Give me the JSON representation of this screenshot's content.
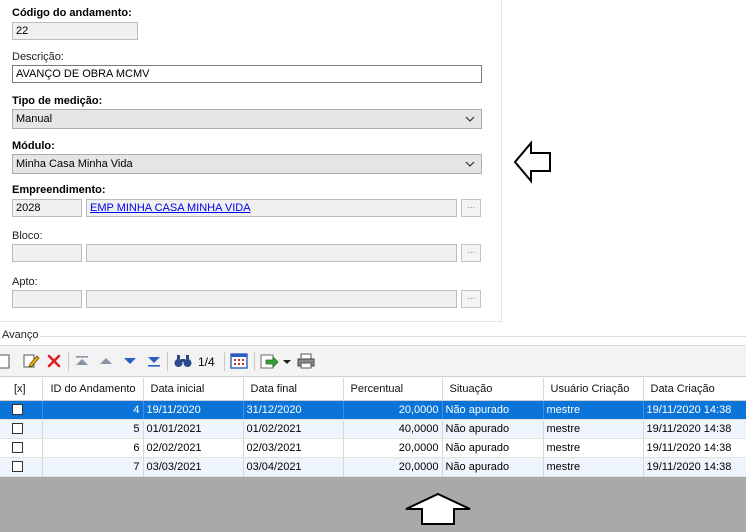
{
  "form": {
    "codigo_label": "Código do andamento:",
    "codigo_value": "22",
    "descricao_label": "Descrição:",
    "descricao_value": "AVANÇO DE OBRA MCMV",
    "tipo_label": "Tipo de medição:",
    "tipo_value": "Manual",
    "modulo_label": "Módulo:",
    "modulo_value": "Minha Casa Minha Vida",
    "empreendimento_label": "Empreendimento:",
    "empreendimento_code": "2028",
    "empreendimento_name": "EMP MINHA CASA MINHA VIDA",
    "bloco_label": "Bloco:",
    "apto_label": "Apto:",
    "ellipsis": "..."
  },
  "avanco": {
    "group_label": "Avanço",
    "pager": "1/4",
    "columns": [
      "[x]",
      "ID do Andamento",
      "Data inicial",
      "Data final",
      "Percentual",
      "Situação",
      "Usuário Criação",
      "Data Criação"
    ],
    "rows": [
      {
        "id": "4",
        "inicio": "19/11/2020",
        "fim": "31/12/2020",
        "perc": "20,0000",
        "sit": "Não apurado",
        "user": "mestre",
        "criacao": "19/11/2020 14:38"
      },
      {
        "id": "5",
        "inicio": "01/01/2021",
        "fim": "01/02/2021",
        "perc": "40,0000",
        "sit": "Não apurado",
        "user": "mestre",
        "criacao": "19/11/2020 14:38"
      },
      {
        "id": "6",
        "inicio": "02/02/2021",
        "fim": "02/03/2021",
        "perc": "20,0000",
        "sit": "Não apurado",
        "user": "mestre",
        "criacao": "19/11/2020 14:38"
      },
      {
        "id": "7",
        "inicio": "03/03/2021",
        "fim": "03/04/2021",
        "perc": "20,0000",
        "sit": "Não apurado",
        "user": "mestre",
        "criacao": "19/11/2020 14:38"
      }
    ]
  },
  "colors": {
    "selection": "#0a74d8",
    "alt_row": "#eef5fc",
    "link": "#0000ee",
    "bottom_gray": "#a9a9a9"
  }
}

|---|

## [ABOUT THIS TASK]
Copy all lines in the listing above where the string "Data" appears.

## [OUTPUT FOR THIS EXERCISE]
      "Data inicial",
      "Data final",
      "Data Criação"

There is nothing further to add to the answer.